Now that classes are finished and students are battening down the hatches on their final push of work and exams, it seems like a good time to reflect on last week’s numerous (and overwhelming successful) EarthWeek events. While all of the events were received well and had healthy turnouts, it is perhaps best to summarize the three of the best events of the week.
Life on the Rocks
Resting on top of a mountain (The Mountain), Sewanee is not known for its good soils. With an average soil depth of around 4 feet deep, there are a number of outcrops that exist on the Domain. These outcroppings are distinct for their unique biodiversity. Students in Bio 130 are exploring how these threatened species live. By looking at twelve different outcrop sites, the group is studying how these two species compete over the same resources and exist in this relatively unstudied habitat.
The Sweet Smell of Sewanee Wildflowers
Fragrant flowers are starting to bud in bold colors across the Sewanee Domain around this time of year. Shakerag and Lost Cove are two of the most popular places to catch a glimpse of this dazzling botanical display. The flowers exist all around Sewanee, but in these two spots they are protected from the white-tailed deer, a popular predator who view these beauty’s as floor candy fresh for the nibbling.

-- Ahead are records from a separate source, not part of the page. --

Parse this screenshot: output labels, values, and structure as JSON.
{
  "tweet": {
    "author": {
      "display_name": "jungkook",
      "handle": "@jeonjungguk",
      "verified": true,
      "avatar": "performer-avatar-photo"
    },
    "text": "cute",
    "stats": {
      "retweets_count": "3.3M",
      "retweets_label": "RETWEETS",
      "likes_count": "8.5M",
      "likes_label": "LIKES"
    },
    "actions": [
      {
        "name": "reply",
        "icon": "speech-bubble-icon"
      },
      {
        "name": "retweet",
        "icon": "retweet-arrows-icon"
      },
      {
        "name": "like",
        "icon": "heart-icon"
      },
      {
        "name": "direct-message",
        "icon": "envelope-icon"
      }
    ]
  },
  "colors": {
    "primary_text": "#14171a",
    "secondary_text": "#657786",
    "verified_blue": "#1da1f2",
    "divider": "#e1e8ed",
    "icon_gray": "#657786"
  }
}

Punks in Decay
Human inhabitants have had a substantial impact upon the forest ecology atop the Cumberland Plateau and subsequently Sewanee’s Domain has a variety of forests. While some areas have been harvested or planted with monoculture plantations such as the non-native white pine, others remain relatively unmanaged.
Drilling on The Domain?
Recent conversations are tackling the prospect of the University potentially drilling for natural gas on the Domain, noting the potential for locally sourced natural gas extraction. However, drilling done on February 22nd will be strictly for educational and research purposes. Previously, Sewanee met with geologists and other consultants to consider the possibility for hydraulic fracturing “fracking” on the Domain, with proponents arguing in favor of a source of local natural gas, as opposed to natural gas transported form a distant location. However, this proposal has been shelved for now, citing the University’s commitment to sustainability. Presently, drilling on the Domain will be for research use only.
Painting a Modern Picture of Conservation - The Paint Rock River National Wildlife Refuge
On Tuesday, February 5th, the US Fish and Wildlife Service (USFWS) hosted a public forum at the Franklin County Library to discuss the creation of a new wildlife refuge, the Paint Rock River National Wildlife Refuge, in southern Franklin County. The presentation comes after years of tireless efforts by a diverse assemblage of stakeholders. Pending its approval in June of this year, the refuge stands to be just the eleventh refuge created under President Obama. More notably, it will be one of a very few refuges in the country whose focus is protecting threatened upland terrestrial habitat in the southern Appalachians.